How we cite our quotes:
No, Cinderella, said the stepmother,
you have no clothes and cannot dance.
That's the way with stepmothers. (53-55)
Even after the lentils get (magically) picked up, Cinderella's request to go to the ball is denied by her stepmother. This time, it's for a reason that Cinderella can't fix (not without magic, anyway)—she only has raggedy clothes and she apparently can't dance well enough for a royal ball. Truly, Cinderella's stepmother is evil. This, incidentally, sets us up to be okay with all of Cinderella's supernatural help. We figure she deserves it after being so cruelly treated.
This time Cinderella fit into the shoe
like a love letter into its envelope. (93-94)
Good wins out! We knew it would (and so does the narrator—see the "which is no surprise" quote up in line 63). Cinderella triumphs in the end, marrying the prince, and living a royal life. Of course, we know that in this version, the "happily ever after" is ambiguous at best. But we still look for black-and-white scenarios in fairy tales. (Do you think we're conditioned to do this? Something to think about.) So, Cinderella fitting into the shoe is a classic example of good winning out over evil.
At the wedding ceremony

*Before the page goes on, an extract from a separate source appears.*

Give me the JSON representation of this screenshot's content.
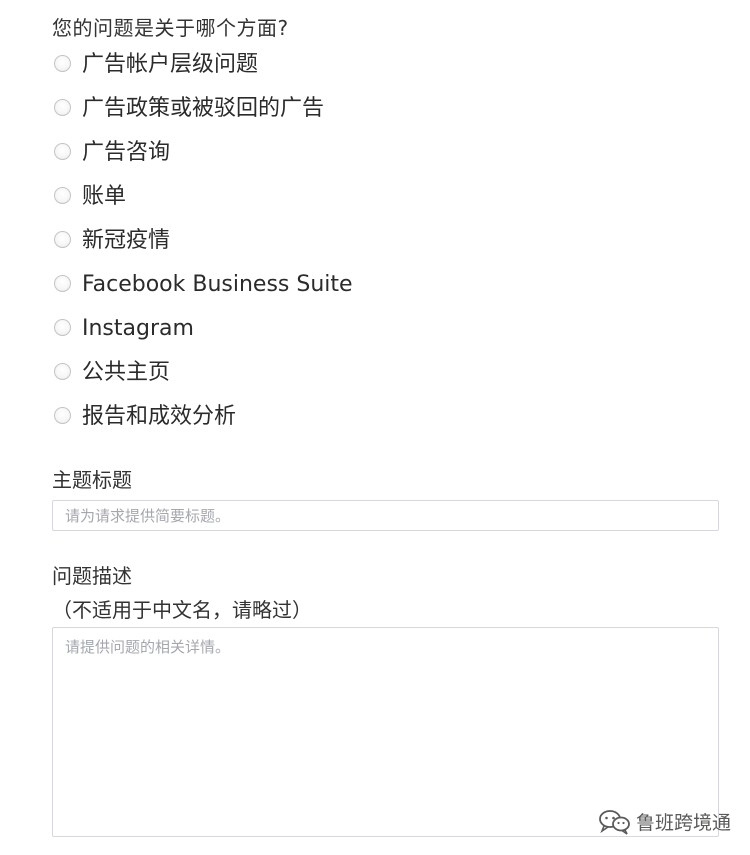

the two sisters came to curry favor
and the white dove pecked their eyes out.
Two hollow spots were left
like soup spoons. (95-99)

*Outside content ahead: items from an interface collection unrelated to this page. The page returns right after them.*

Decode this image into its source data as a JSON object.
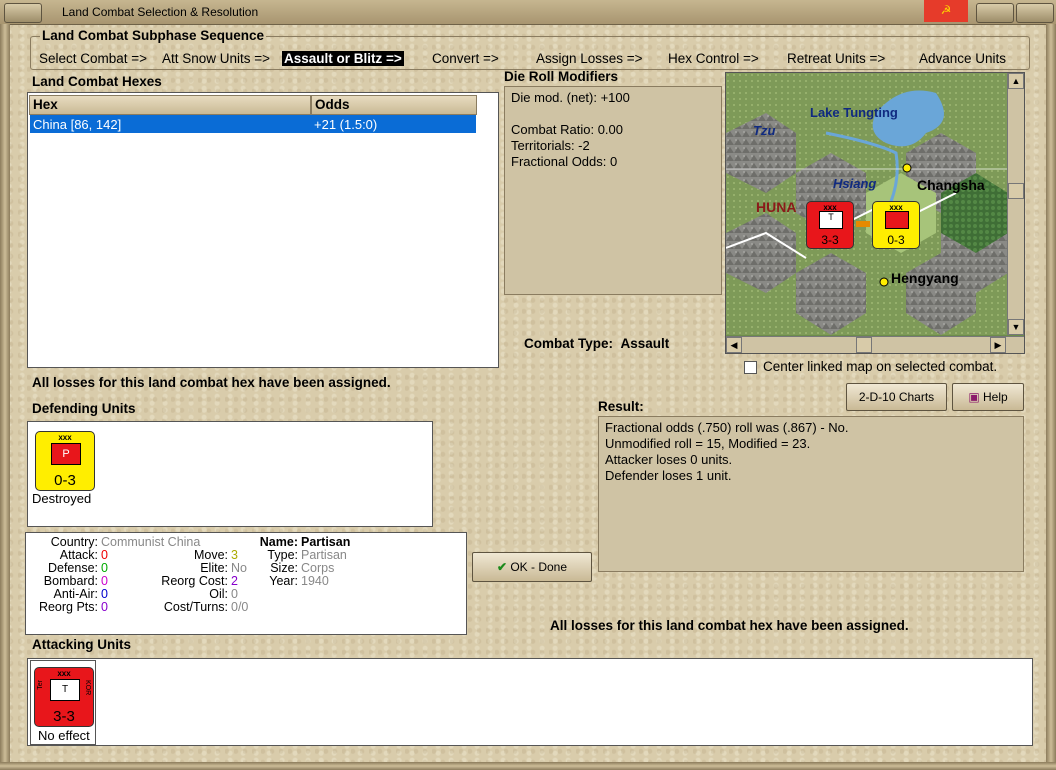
{
  "window": {
    "title": "Land Combat Selection & Resolution"
  },
  "subphase": {
    "title": "Land Combat Subphase Sequence",
    "steps": [
      "Select Combat =>",
      "Att Snow Units =>",
      "Assault or Blitz =>",
      "Convert =>",
      "Assign Losses =>",
      "Hex Control =>",
      "Retreat Units =>",
      "Advance Units"
    ],
    "active_step": "Assault or Blitz =>"
  },
  "hexes": {
    "label": "Land Combat Hexes",
    "columns": [
      "Hex",
      "Odds"
    ],
    "rows": [
      {
        "hex": "China [86, 142]",
        "odds": "+21 (1.5:0)"
      }
    ]
  },
  "die_roll": {
    "label": "Die Roll Modifiers",
    "lines": [
      "Die mod. (net): +100",
      "",
      "Combat Ratio: 0.00",
      "Territorials: -2",
      "Fractional Odds: 0"
    ]
  },
  "map": {
    "labels": {
      "lake": "Lake Tungting",
      "tzu": "Tzu",
      "hsiang": "Hsiang",
      "changsha": "Changsha",
      "hunan": "HUNA",
      "hengyang": "Hengyang"
    },
    "units": {
      "attacker": {
        "xxx": "xxx",
        "symbol": "T",
        "strength": "3-3"
      },
      "defender": {
        "xxx": "xxx",
        "strength": "0-3"
      }
    },
    "colors": {
      "attacker": "#e8161b",
      "defender": "#ffee00"
    }
  },
  "combat_type": {
    "label": "Combat Type:",
    "value": "Assault"
  },
  "center_linked": {
    "label": "Center linked map on selected combat.",
    "checked": false
  },
  "losses_msg": "All losses for this land combat hex have been assigned.",
  "buttons": {
    "charts": "2-D-10 Charts",
    "help": "Help",
    "ok": "OK - Done"
  },
  "defending": {
    "label": "Defending Units",
    "units": [
      {
        "xxx": "xxx",
        "symbol": "P",
        "strength": "0-3",
        "status": "Destroyed"
      }
    ]
  },
  "unit_info": {
    "country_label": "Country:",
    "country": "Communist China",
    "attack_label": "Attack:",
    "attack": "0",
    "defense_label": "Defense:",
    "defense": "0",
    "bombard_label": "Bombard:",
    "bombard": "0",
    "antiair_label": "Anti-Air:",
    "antiair": "0",
    "reorgpts_label": "Reorg Pts:",
    "reorgpts": "0",
    "move_label": "Move:",
    "move": "3",
    "elite_label": "Elite:",
    "elite": "No",
    "reorgcost_label": "Reorg Cost:",
    "reorgcost": "2",
    "oil_label": "Oil:",
    "oil": "0",
    "costturns_label": "Cost/Turns:",
    "costturns": "0/0",
    "name_label": "Name:",
    "name": "Partisan",
    "type_label": "Type:",
    "type": "Partisan",
    "size_label": "Size:",
    "size": "Corps",
    "year_label": "Year:",
    "year": "1940"
  },
  "result": {
    "label": "Result:",
    "lines": [
      "Fractional odds (.750) roll was (.867)  - No.",
      "Unmodified roll = 15, Modified = 23.",
      "Attacker loses 0 units.",
      "Defender loses 1 unit."
    ]
  },
  "attacking": {
    "label": "Attacking Units",
    "units": [
      {
        "xxx": "xxx",
        "symbol": "T",
        "strength": "3-3",
        "side_left": "Ter",
        "side_right": "KOR",
        "status": "No effect"
      }
    ]
  }
}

Good winning out over evil in this story isn't enough. The evildoers must be punished, and punished they are, in a rather gory fashion. The white dove—usually a symbol of peace—gets revenge on the evil stepsisters by pecking out their eyes, leaving "hollow spots" (almost like a hollow heart, or maybe a hollow bank account).